Maine women take concerns about chemicals to D.C.
PORTLAND — Concern over chemicals in products and foods prompted about two dozen Maine women to get on a bus recently and take their cause to Washington, D.C.
The bus left Maine the morning of May 21, collecting other women along the way in other New England states to join a "Safe Chemicals Brigade" on the lawn of the U.S. Capitol the next morning. They rallied to support the Safe Chemicals Act, which the U.S. Senate is considering.
"We were the biggest of any state," said Helen Anderson of Portland, an environmental advocate and grandmother who joined the group of mothers, educators and health-care workers. "Of all the 31 states (that participated), Maine was by far the biggest."
The group lobbied Maine's Congressional delegation and brought 2,500 messages of support, as well as a resolution by state Legislature urging action from Congress.
Lalla Carothers of Cumberland, one of the bus-going activists, serves on the board of the Environmental Health Strategy Center. That nonprofit organization, formed to try to block toxic chemicals from everyday products, is one of 50 organizations brought together by the Alliance for a Clean and Healthy Maine. The alliance, which sponsored the trip to Washington, tries to find safer alternatives to dangerous chemicals.
"Chemicals have a purpose," Carothers acknowledged last week. "We're not asking anybody to ban all chemicals. I think it's to prove that they're safe before they go into a consumer market, and particularly things for children, and things for the vulnerable."
Carothers, who has also served on the Cumberland Congregational Church's "Green Team," called the trip inspiring. She said participants met with U.S. Sens. Olympia Snowe and Susan Collins, both R-Maine, as well as staff of U.S. Reps. Michael Michaud and Chellie Pingree, both D-Maine.
Carothers said she told them how some girls use lotions and nail polish containing chemicals that disrupt hormones, while another woman talked about her autistic son, and how she was exposed to toxic chemicals during pregnancy.
"Dangerous chemicals abound, from flame retardant in nursing pillows to BPA (bishphenol A) in epoxy sealants meant to protect our kids' teeth," she said after her trip. "We can't shop our way out of this. We must shift the burden or proof from assuming a chemical is safe until proven harmful to requiring evidence a chemical is safe before selling it to consumers."
According to the website of U.S. Sen. Frank Lautenberg, D-N.J., who introduced the Safe Chemicals Act of 2011, the legislation is meant to reform the Toxic Substances Control Act of 1976, which the site calls "an antiquated law that in its current form leaves the health of families and the environment at risk."
Carothers said "both of our senators and our representatives acknowledged that this is a broken law, that (the act) is not working. ... It doesn't have much weight. For example, asbestos, under (the act), you can't ban it."
Anderson, who volunteers with the Environmental Health Strategy Center, said only about 200 of 84,000 synthetic chemicals found in products people use daily have ever undergone safety tests by the EPA.
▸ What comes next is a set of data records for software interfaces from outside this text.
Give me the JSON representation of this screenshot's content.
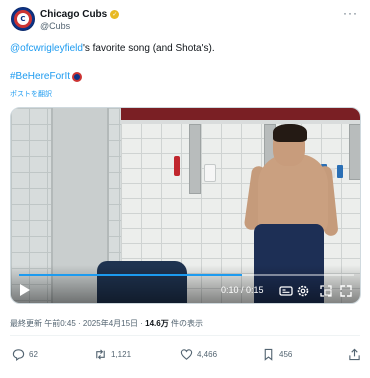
{
  "header": {
    "display_name": "Chicago Cubs",
    "handle": "@Cubs",
    "avatar_initials": "C",
    "more_label": "···"
  },
  "tweet": {
    "mention": "@ofcwrigleyfield",
    "text_after_mention": "'s favorite song (and Shota's).",
    "hashtag": "#BeHereForIt",
    "translate_label": "ポストを翻訳"
  },
  "video": {
    "time_display": "0:10 / 0:15",
    "progress_fraction": 0.667
  },
  "meta": {
    "prefix": "最終更新 午前0:45 · 2025年4月15日 · ",
    "views_count": "14.6万",
    "views_suffix": " 件の表示"
  },
  "actions": {
    "replies": "62",
    "reposts": "1,121",
    "likes": "4,466",
    "bookmarks": "456"
  },
  "colors": {
    "accent": "#1d9bf0",
    "cubs_blue": "#0e3386",
    "cubs_red": "#cc3433",
    "muted": "#536471"
  }
}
"Right now, they don't test chemicals," she said last week. "It's considered harmless, (and) you can put it on the market until proven otherwise. In other words, people start getting sick."
Anderson said after her trip that "passing the Safe Chemicals Act would ensure that many more chemicals are tested. It would help prevent asthma, cancer, birth defects and neurological disorders, and even help protect wildlife from contaminated lakes and streams."
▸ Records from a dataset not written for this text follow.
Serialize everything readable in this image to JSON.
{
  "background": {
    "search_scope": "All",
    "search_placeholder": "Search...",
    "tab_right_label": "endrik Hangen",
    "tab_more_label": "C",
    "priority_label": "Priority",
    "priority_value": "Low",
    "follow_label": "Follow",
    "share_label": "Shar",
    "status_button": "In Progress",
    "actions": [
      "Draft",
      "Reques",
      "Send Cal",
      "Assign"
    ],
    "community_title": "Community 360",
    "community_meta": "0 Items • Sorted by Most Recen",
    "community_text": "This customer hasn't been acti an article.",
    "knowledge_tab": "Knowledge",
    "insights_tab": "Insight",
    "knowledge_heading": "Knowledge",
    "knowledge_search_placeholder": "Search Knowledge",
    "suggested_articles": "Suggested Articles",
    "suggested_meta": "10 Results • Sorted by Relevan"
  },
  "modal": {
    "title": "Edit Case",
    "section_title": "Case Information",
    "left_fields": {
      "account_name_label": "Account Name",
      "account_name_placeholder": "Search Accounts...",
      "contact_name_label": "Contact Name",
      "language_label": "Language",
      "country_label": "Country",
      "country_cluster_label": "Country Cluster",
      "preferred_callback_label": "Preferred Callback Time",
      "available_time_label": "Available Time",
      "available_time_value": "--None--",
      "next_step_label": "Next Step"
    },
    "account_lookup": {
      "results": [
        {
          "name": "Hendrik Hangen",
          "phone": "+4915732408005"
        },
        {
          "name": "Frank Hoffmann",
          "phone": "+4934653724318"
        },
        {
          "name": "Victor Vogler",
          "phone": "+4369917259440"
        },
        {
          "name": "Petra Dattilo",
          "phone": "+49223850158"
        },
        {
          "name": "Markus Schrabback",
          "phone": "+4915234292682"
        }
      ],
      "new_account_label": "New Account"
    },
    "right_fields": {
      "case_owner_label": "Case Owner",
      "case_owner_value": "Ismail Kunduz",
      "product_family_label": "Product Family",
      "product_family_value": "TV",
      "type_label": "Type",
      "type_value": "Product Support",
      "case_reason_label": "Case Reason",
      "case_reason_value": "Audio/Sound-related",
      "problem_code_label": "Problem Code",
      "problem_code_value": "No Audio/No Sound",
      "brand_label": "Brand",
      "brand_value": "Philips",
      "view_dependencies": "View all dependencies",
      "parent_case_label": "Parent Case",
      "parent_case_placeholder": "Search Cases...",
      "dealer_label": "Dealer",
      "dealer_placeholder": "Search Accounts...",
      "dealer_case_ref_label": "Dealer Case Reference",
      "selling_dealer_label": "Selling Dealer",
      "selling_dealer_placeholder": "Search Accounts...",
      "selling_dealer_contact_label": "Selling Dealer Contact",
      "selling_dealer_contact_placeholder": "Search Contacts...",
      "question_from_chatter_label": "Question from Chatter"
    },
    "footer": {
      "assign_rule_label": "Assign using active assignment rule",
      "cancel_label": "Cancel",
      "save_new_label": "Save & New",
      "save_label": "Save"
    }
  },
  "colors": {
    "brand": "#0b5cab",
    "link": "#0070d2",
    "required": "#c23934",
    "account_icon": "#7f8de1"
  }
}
She added that untested chemicals lurk "in things that we wear, touch, eat, breathe, and drink. They are in packaging. We cannot get away from them. This issue affects us all."
Carothers, whose parents succumbed to cancer in her 20s and early 30s, said "I wondered about why they got cancer ... so that's a big motivation for me, to kind of understand what can we do to keep us all healthier. ... When I got pregnant, (I wondered) 'what am I eating, how is it going to affect this growing baby?'"
Lautenberg's site says the act would provide the U.S. Environmental Protection Agency with sufficient information to judge the safety of a chemical. Manufacturers would have to create and submit a "minimum data set" for every chemical they provide.
The act would also prioritize chemicals according to risk; require quick action to address those chemicals causing the highest risk; ensure that all chemicals on the market meet a safety threshold; allow for open access to reliable information on chemicals, and promote the development and innovation of safe chemical alternatives.
Tracy Gregoire of Topsham, another of the bus-riding group, coordinates the Maine Healthy Children's Project, which was formed in 2003 to address the links between learning disabilities and toxic chemicals in the environment.
"We focus on educating families about toxic chemicals in products, in the home and in the workplace," she said last week.
Gregoire called the trip "incredible," adding that "I would hop on a bus and do it all over again. ... It was an amazing group of women that were really engaged and passionate about this issue."